• **Exercise**
Please print out every entry below, verbatim.

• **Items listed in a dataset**
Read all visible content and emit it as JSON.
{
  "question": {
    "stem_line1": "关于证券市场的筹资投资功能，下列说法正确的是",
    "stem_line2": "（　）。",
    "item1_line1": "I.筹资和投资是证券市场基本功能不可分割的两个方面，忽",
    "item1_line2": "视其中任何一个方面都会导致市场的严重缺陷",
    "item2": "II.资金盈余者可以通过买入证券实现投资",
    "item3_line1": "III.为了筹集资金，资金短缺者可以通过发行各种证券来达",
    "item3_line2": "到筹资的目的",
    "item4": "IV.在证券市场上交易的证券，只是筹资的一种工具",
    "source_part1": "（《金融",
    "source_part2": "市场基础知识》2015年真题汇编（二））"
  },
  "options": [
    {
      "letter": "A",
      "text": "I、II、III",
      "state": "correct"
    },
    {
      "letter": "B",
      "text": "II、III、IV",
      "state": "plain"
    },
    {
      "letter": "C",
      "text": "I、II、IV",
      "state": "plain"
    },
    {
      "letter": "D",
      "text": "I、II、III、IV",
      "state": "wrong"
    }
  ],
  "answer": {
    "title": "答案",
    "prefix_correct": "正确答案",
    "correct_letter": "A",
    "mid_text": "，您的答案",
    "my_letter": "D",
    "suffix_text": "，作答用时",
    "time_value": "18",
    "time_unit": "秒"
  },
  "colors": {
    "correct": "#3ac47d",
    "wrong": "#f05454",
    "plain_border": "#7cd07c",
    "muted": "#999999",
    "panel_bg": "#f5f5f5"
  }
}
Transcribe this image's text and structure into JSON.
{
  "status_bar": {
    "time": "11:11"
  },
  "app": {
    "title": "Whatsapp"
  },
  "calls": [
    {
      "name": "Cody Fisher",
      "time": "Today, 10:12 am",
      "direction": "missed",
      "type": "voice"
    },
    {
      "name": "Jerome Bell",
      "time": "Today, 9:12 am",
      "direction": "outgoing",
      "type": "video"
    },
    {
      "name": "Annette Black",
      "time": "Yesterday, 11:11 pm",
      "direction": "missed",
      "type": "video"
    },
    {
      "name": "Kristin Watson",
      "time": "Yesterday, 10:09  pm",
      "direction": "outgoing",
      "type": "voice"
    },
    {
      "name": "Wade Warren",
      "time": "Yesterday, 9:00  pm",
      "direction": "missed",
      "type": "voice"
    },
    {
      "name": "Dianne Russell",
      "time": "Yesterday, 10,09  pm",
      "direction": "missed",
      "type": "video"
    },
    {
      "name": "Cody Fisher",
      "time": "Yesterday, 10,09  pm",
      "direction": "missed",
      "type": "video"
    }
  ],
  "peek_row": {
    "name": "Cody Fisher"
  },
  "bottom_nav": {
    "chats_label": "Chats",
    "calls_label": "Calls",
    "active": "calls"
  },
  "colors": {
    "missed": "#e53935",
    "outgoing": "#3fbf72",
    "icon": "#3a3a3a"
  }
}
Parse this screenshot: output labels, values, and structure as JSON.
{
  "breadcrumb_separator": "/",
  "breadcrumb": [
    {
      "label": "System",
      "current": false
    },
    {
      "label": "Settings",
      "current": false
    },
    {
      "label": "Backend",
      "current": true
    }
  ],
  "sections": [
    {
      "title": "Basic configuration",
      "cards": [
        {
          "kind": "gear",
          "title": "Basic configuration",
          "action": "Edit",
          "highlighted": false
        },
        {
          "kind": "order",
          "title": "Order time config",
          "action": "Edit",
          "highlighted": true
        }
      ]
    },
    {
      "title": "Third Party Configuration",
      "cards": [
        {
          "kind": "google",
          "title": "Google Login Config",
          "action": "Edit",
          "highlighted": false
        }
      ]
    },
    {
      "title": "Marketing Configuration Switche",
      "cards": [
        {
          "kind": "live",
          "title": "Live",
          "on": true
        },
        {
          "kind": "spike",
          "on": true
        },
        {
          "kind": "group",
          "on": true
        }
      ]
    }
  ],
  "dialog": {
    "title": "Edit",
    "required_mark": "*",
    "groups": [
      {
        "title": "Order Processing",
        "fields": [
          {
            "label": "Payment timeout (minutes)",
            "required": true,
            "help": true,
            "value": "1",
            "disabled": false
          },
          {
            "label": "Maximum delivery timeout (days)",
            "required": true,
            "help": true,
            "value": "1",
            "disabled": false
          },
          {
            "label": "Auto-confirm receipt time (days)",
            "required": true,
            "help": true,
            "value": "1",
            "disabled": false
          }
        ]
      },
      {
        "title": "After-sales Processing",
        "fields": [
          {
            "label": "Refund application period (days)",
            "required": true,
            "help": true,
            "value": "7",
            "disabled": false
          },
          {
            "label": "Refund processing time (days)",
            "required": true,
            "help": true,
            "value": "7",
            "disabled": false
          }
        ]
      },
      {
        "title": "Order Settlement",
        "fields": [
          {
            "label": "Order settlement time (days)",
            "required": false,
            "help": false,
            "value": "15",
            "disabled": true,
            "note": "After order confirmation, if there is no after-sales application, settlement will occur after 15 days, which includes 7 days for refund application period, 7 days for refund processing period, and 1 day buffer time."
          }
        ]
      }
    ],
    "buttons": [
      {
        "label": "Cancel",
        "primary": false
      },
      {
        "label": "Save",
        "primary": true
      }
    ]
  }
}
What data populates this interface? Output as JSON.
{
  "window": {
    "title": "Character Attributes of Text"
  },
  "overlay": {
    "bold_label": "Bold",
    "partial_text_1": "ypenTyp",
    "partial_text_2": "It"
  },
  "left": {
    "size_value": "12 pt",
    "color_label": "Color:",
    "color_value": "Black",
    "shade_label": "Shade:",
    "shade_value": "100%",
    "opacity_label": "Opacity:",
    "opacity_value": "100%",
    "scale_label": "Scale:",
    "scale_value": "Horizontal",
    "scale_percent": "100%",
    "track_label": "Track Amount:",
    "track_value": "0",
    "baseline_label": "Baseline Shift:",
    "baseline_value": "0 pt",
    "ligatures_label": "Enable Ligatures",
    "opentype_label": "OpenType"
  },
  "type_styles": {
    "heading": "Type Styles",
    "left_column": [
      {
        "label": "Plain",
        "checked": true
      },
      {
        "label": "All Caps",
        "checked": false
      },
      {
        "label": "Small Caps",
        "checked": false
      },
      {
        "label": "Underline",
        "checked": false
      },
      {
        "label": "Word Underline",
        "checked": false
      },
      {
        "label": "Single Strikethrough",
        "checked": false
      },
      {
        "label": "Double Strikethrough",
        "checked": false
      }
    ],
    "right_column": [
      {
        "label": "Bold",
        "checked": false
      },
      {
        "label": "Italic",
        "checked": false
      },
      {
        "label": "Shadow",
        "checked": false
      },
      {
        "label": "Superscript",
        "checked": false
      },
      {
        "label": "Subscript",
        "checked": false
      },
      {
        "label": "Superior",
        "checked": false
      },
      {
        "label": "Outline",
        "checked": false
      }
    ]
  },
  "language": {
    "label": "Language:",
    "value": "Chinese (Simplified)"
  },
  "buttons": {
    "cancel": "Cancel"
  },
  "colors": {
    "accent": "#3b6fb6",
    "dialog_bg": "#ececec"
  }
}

• **Task response**
Read all visible content and emit it as JSON.
{
  "question": {
    "stem_line1": "关于证券市场的筹资投资功能，下列说法正确的是",
    "stem_line2": "（　）。",
    "item1_line1": "I.筹资和投资是证券市场基本功能不可分割的两个方面，忽",
    "item1_line2": "视其中任何一个方面都会导致市场的严重缺陷",
    "item2": "II.资金盈余者可以通过买入证券实现投资",
    "item3_line1": "III.为了筹集资金，资金短缺者可以通过发行各种证券来达",
    "item3_line2": "到筹资的目的",
    "item4": "IV.在证券市场上交易的证券，只是筹资的一种工具",
    "source_part1": "（《金融",
    "source_part2": "市场基础知识》2015年真题汇编（二））"
  },
  "options": [
    {
      "letter": "A",
      "text": "I、II、III",
      "state": "correct"
    },
    {
      "letter": "B",
      "text": "II、III、IV",
      "state": "plain"
    },
    {
      "letter": "C",
      "text": "I、II、IV",
      "state": "plain"
    },
    {
      "letter": "D",
      "text": "I、II、III、IV",
      "state": "wrong"
    }
  ],
  "answer": {
    "title": "答案",
    "prefix_correct": "正确答案",
    "correct_letter": "A",
    "mid_text": "，您的答案",
    "my_letter": "D",
    "suffix_text": "，作答用时",
    "time_value": "18",
    "time_unit": "秒"
  },
  "colors": {
    "correct": "#3ac47d",
    "wrong": "#f05454",
    "plain_border": "#7cd07c",
    "muted": "#999999",
    "panel_bg": "#f5f5f5"
  }
}
Transcribe this image's text and structure into JSON.
{
  "status_bar": {
    "time": "11:11"
  },
  "app": {
    "title": "Whatsapp"
  },
  "calls": [
    {
      "name": "Cody Fisher",
      "time": "Today, 10:12 am",
      "direction": "missed",
      "type": "voice"
    },
    {
      "name": "Jerome Bell",
      "time": "Today, 9:12 am",
      "direction": "outgoing",
      "type": "video"
    },
    {
      "name": "Annette Black",
      "time": "Yesterday, 11:11 pm",
      "direction": "missed",
      "type": "video"
    },
    {
      "name": "Kristin Watson",
      "time": "Yesterday, 10:09  pm",
      "direction": "outgoing",
      "type": "voice"
    },
    {
      "name": "Wade Warren",
      "time": "Yesterday, 9:00  pm",
      "direction": "missed",
      "type": "voice"
    },
    {
      "name": "Dianne Russell",
      "time": "Yesterday, 10,09  pm",
      "direction": "missed",
      "type": "video"
    },
    {
      "name": "Cody Fisher",
      "time": "Yesterday, 10,09  pm",
      "direction": "missed",
      "type": "video"
    }
  ],
  "peek_row": {
    "name": "Cody Fisher"
  },
  "bottom_nav": {
    "chats_label": "Chats",
    "calls_label": "Calls",
    "active": "calls"
  },
  "colors": {
    "missed": "#e53935",
    "outgoing": "#3fbf72",
    "icon": "#3a3a3a"
  }
}
Parse this screenshot: output labels, values, and structure as JSON.
{
  "breadcrumb_separator": "/",
  "breadcrumb": [
    {
      "label": "System",
      "current": false
    },
    {
      "label": "Settings",
      "current": false
    },
    {
      "label": "Backend",
      "current": true
    }
  ],
  "sections": [
    {
      "title": "Basic configuration",
      "cards": [
        {
          "kind": "gear",
          "title": "Basic configuration",
          "action": "Edit",
          "highlighted": false
        },
        {
          "kind": "order",
          "title": "Order time config",
          "action": "Edit",
          "highlighted": true
        }
      ]
    },
    {
      "title": "Third Party Configuration",
      "cards": [
        {
          "kind": "google",
          "title": "Google Login Config",
          "action": "Edit",
          "highlighted": false
        }
      ]
    },
    {
      "title": "Marketing Configuration Switche",
      "cards": [
        {
          "kind": "live",
          "title": "Live",
          "on": true
        },
        {
          "kind": "spike",
          "on": true
        },
        {
          "kind": "group",
          "on": true
        }
      ]
    }
  ],
  "dialog": {
    "title": "Edit",
    "required_mark": "*",
    "groups": [
      {
        "title": "Order Processing",
        "fields": [
          {
            "label": "Payment timeout (minutes)",
            "required": true,
            "help": true,
            "value": "1",
            "disabled": false
          },
          {
            "label": "Maximum delivery timeout (days)",
            "required": true,
            "help": true,
            "value": "1",
            "disabled": false
          },
          {
            "label": "Auto-confirm receipt time (days)",
            "required": true,
            "help": true,
            "value": "1",
            "disabled": false
          }
        ]
      },
      {
        "title": "After-sales Processing",
        "fields": [
          {
            "label": "Refund application period (days)",
            "required": true,
            "help": true,
            "value": "7",
            "disabled": false
          },
          {
            "label": "Refund processing time (days)",
            "required": true,
            "help": true,
            "value": "7",
            "disabled": false
          }
        ]
      },
      {
        "title": "Order Settlement",
        "fields": [
          {
            "label": "Order settlement time (days)",
            "required": false,
            "help": false,
            "value": "15",
            "disabled": true,
            "note": "After order confirmation, if there is no after-sales application, settlement will occur after 15 days, which includes 7 days for refund application period, 7 days for refund processing period, and 1 day buffer time."
          }
        ]
      }
    ],
    "buttons": [
      {
        "label": "Cancel",
        "primary": false
      },
      {
        "label": "Save",
        "primary": true
      }
    ]
  }
}
What data populates this interface? Output as JSON.
{
  "window": {
    "title": "Character Attributes of Text"
  },
  "overlay": {
    "bold_label": "Bold",
    "partial_text_1": "ypenTyp",
    "partial_text_2": "It"
  },
  "left": {
    "size_value": "12 pt",
    "color_label": "Color:",
    "color_value": "Black",
    "shade_label": "Shade:",
    "shade_value": "100%",
    "opacity_label": "Opacity:",
    "opacity_value": "100%",
    "scale_label": "Scale:",
    "scale_value": "Horizontal",
    "scale_percent": "100%",
    "track_label": "Track Amount:",
    "track_value": "0",
    "baseline_label": "Baseline Shift:",
    "baseline_value": "0 pt",
    "ligatures_label": "Enable Ligatures",
    "opentype_label": "OpenType"
  },
  "type_styles": {
    "heading": "Type Styles",
    "left_column": [
      {
        "label": "Plain",
        "checked": true
      },
      {
        "label": "All Caps",
        "checked": false
      },
      {
        "label": "Small Caps",
        "checked": false
      },
      {
        "label": "Underline",
        "checked": false
      },
      {
        "label": "Word Underline",
        "checked": false
      },
      {
        "label": "Single Strikethrough",
        "checked": false
      },
      {
        "label": "Double Strikethrough",
        "checked": false
      }
    ],
    "right_column": [
      {
        "label": "Bold",
        "checked": false
      },
      {
        "label": "Italic",
        "checked": false
      },
      {
        "label": "Shadow",
        "checked": false
      },
      {
        "label": "Superscript",
        "checked": false
      },
      {
        "label": "Subscript",
        "checked": false
      },
      {
        "label": "Superior",
        "checked": false
      },
      {
        "label": "Outline",
        "checked": false
      }
    ]
  },
  "language": {
    "label": "Language:",
    "value": "Chinese (Simplified)"
  },
  "buttons": {
    "cancel": "Cancel"
  },
  "colors": {
    "accent": "#3b6fb6",
    "dialog_bg": "#ececec"
  }
}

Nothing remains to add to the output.